This generally old-school feel carries over to the Pad section, and whereas the SY‑300 can conjure up some fairly ethereal sounds by combining its synth sounds with its onboard effects, the SY‑1 is more about bread-and-butter saw and square pads, sometimes with added octaves and filters sweeps. Like the Seq section, the lead section occupies two banks, and it covers all the analogue favourites that hark back to the days when Prog ruled the Earth. Here you can serve up a searing Jan Hammer-style lead, analogue brass, or perhaps a bit of ELP, especially if you pick a patch with added fifths for that 'Fanfare' sound. Because the sounds are derived from the guitar strings, note bends and vibrato are followed perfectly and, as a long–time guitar-synth dabbler, I found the playing experience to be very immediate, much like using the old GR‑300, which also processed the string sounds, albeit needing a special guitar with a hex pickup. Again, the limited-but-useful controls can be used to make the sounds more polite or more aggressive.
There are just a couple of other issues to note. Some sounds lose a little by way of level as you move up towards the higher notes. And it's a bit fiddly having to bend down to change patches. But again, you can't have everything from such a compact pedal, and Boss offer more full-featured devices if that's what you want.
As with the SY-300, some of the sounds stand up to detailed scrutiny better than others, with the more straight-ahead analogue synth sounds coming off best, but once layered with guitar or played in the context of a live band most are very believable — and even where they don't quite manage that they are at the very least as musically valid.

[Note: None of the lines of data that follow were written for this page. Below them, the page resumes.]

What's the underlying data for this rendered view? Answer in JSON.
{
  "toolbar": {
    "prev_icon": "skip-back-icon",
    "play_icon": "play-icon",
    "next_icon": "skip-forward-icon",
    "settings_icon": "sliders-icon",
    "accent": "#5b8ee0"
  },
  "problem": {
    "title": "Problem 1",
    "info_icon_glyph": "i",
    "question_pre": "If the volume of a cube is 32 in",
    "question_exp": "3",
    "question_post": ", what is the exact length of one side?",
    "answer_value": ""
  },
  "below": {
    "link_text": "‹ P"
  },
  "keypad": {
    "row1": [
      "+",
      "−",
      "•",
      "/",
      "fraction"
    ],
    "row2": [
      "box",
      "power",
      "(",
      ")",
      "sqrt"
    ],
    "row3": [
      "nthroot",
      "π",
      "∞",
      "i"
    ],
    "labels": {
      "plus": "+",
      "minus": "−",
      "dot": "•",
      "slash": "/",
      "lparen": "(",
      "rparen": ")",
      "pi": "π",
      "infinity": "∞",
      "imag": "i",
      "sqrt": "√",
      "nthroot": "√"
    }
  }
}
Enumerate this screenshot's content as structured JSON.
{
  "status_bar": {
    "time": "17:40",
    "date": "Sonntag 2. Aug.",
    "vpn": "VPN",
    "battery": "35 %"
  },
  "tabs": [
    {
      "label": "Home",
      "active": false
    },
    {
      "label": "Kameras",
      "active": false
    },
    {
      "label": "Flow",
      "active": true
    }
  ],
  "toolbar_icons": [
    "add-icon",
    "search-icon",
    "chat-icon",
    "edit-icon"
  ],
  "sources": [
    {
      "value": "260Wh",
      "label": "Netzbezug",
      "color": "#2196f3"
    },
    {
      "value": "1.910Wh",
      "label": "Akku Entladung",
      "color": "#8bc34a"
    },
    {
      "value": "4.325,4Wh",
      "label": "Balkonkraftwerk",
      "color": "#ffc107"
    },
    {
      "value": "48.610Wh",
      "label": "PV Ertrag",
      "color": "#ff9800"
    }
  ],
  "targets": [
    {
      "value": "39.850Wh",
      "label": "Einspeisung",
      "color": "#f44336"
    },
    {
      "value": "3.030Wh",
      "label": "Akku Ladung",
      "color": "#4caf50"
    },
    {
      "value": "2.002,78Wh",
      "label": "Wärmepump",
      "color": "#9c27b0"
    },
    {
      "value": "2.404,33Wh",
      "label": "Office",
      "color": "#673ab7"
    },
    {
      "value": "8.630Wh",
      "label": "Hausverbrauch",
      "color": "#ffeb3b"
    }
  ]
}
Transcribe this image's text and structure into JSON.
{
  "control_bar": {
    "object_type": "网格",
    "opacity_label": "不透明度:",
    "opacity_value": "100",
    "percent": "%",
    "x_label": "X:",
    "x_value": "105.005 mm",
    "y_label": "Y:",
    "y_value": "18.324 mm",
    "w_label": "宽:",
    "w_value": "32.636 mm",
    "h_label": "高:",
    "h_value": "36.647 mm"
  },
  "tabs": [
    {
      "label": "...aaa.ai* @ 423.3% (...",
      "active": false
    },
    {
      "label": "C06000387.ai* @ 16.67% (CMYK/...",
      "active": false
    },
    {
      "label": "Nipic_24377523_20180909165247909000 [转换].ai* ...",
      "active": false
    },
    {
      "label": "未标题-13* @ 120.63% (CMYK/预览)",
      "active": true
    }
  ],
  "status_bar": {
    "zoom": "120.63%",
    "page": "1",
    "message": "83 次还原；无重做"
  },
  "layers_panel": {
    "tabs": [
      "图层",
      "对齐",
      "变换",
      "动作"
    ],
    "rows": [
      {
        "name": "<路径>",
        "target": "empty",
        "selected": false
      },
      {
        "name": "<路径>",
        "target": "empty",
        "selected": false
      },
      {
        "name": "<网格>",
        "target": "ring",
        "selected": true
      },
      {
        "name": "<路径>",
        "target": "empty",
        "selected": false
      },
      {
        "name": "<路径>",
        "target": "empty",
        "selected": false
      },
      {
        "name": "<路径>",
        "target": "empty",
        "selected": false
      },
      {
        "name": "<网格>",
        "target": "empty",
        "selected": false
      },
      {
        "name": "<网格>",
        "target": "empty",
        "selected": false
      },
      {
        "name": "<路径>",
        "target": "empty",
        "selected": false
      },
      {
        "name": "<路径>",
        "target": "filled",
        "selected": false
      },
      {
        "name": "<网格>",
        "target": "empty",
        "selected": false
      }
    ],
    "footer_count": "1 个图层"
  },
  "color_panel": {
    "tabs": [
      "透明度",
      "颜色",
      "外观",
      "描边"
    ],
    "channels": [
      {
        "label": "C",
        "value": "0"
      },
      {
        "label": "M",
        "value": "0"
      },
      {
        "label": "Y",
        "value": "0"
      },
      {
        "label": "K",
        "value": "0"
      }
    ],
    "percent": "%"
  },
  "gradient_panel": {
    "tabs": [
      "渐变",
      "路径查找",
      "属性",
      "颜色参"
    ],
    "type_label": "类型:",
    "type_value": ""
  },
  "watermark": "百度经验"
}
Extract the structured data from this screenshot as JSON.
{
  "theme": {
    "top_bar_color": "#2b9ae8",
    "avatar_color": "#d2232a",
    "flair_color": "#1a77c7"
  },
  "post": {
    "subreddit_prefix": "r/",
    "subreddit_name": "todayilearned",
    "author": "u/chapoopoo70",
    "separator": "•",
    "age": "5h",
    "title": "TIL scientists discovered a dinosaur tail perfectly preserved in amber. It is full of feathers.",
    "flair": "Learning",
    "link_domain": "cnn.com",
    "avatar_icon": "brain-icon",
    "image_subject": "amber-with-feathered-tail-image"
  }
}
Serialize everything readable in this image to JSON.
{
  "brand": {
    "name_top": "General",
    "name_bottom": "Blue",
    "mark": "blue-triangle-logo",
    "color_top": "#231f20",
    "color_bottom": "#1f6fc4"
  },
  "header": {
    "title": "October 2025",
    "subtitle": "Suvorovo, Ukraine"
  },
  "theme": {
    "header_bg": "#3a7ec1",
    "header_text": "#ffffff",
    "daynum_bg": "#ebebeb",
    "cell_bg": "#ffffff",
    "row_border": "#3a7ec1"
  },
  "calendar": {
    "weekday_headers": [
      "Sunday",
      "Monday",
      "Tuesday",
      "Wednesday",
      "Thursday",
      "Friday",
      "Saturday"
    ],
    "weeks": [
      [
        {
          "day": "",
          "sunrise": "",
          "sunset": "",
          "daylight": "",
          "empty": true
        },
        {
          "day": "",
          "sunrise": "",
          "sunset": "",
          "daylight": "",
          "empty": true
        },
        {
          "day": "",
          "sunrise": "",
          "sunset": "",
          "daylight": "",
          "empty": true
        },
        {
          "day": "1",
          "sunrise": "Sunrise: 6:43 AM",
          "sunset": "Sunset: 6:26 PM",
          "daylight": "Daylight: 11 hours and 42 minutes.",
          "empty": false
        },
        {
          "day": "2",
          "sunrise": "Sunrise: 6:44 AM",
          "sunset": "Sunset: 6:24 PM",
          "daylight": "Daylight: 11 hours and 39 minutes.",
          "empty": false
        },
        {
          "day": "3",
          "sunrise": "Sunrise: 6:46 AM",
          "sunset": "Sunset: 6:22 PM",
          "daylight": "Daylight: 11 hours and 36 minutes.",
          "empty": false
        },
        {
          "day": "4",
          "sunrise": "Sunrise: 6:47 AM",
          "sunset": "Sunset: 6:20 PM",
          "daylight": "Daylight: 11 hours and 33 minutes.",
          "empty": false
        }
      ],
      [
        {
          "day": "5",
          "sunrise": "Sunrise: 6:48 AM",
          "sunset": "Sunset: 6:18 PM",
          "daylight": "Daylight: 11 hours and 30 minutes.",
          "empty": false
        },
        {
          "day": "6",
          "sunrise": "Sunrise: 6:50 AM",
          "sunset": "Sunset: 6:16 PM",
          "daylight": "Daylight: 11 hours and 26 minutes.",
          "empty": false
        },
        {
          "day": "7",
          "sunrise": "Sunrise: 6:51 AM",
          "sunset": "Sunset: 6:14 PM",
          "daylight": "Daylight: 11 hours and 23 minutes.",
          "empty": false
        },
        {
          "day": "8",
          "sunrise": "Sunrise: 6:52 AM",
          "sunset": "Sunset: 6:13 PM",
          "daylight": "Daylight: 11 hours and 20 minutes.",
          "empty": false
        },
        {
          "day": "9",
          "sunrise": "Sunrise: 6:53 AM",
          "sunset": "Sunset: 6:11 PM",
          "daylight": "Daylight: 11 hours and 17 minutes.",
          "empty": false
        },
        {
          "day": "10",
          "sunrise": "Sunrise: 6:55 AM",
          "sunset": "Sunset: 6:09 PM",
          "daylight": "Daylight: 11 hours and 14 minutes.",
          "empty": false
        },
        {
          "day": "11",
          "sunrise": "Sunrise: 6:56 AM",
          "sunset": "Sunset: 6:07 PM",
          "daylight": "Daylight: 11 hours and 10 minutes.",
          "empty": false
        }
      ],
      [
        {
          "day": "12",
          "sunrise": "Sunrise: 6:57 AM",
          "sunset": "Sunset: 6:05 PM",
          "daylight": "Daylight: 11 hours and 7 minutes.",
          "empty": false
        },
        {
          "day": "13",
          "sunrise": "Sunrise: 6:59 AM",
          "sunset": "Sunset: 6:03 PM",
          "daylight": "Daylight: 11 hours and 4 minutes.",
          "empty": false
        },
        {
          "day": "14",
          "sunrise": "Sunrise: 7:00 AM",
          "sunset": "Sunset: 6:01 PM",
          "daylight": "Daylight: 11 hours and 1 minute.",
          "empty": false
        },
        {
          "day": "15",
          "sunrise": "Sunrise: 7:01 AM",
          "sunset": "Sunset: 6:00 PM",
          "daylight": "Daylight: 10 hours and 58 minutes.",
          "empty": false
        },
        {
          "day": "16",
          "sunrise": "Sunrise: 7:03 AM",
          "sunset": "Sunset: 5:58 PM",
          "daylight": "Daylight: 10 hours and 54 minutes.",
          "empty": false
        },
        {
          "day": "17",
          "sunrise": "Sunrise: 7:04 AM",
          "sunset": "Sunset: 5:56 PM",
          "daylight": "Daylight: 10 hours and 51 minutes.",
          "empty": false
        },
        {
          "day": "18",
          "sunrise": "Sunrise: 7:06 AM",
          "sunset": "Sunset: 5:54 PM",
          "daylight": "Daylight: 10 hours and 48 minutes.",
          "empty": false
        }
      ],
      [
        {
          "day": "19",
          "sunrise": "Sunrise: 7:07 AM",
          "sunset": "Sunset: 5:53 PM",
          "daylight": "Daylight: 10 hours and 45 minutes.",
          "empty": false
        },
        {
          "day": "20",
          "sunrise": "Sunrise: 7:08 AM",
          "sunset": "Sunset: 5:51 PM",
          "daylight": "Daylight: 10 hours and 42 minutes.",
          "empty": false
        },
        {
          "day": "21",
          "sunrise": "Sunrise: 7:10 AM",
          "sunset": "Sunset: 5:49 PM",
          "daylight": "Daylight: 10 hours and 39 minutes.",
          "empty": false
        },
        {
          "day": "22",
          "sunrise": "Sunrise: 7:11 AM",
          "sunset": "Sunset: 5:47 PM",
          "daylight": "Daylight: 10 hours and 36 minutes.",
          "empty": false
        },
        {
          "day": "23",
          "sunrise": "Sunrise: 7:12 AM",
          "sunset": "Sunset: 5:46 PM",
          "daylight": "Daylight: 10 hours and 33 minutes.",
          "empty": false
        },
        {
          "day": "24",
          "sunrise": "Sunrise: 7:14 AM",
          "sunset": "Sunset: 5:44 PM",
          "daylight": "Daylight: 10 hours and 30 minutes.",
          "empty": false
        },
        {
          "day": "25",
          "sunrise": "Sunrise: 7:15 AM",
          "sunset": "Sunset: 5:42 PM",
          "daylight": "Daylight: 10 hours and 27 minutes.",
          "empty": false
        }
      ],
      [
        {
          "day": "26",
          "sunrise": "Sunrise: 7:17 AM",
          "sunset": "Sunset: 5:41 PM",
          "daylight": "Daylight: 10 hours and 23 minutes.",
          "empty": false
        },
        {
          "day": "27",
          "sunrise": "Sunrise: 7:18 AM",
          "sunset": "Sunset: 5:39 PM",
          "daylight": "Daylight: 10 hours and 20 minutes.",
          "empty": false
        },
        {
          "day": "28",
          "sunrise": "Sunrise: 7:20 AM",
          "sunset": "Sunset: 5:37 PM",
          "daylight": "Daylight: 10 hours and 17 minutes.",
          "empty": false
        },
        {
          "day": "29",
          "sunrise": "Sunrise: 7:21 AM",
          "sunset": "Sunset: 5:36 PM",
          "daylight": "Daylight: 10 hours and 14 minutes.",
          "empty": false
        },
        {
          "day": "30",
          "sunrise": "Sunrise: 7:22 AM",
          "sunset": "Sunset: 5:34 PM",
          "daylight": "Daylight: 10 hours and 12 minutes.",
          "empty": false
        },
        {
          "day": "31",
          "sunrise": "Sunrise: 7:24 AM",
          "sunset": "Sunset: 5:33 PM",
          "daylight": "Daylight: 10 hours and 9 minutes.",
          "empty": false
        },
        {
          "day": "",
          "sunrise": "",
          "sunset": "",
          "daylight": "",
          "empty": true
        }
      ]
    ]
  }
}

Also impressive, given the compact format of this pedal, is the wide choice of sounds. And although there are very few controls, they are quite wide-ranging and allow you to modify them to a useful extent. The Seq section in particular is great fun, and this could easily provide the inspiration for a new composition or two. And if you use the Hold feature while playing, the arpeggio continues to cycle while you play guitar over the top of it, which expands the possibilities still further. That Hold feature is also great for holding pad sounds while you play over them — it's the sort of thing that would be perfect for Floyd covers if your line-up lacked keyboards.
In summary, then, given the affordability and compact nature of this pedal, I'm struggling to think of any reason why you shouldn't add one to your pedalboard.
The closest alternative is the EHX Synth 9 pedal, which has nine synth sounds that can be modified to a limited degree. Also check out Boss's slightly larger pedal, the SY‑300.
- Very easy to use.
- Covers a wide range of analogue synth-style sounds.
- Useful arpeggio function.
- Hold function works brilliantly.
- Some patches lose level as you move towards higher notes.
- Some artifacts audible on some patches.
- You have to bend down to change patches!
While not all the patches sound perfect in isolation, all sit well behind a guitar part, and given the compactness and convenience of the SY‑1 it provides a very practical means to add synth sounds to any pedalboard setup.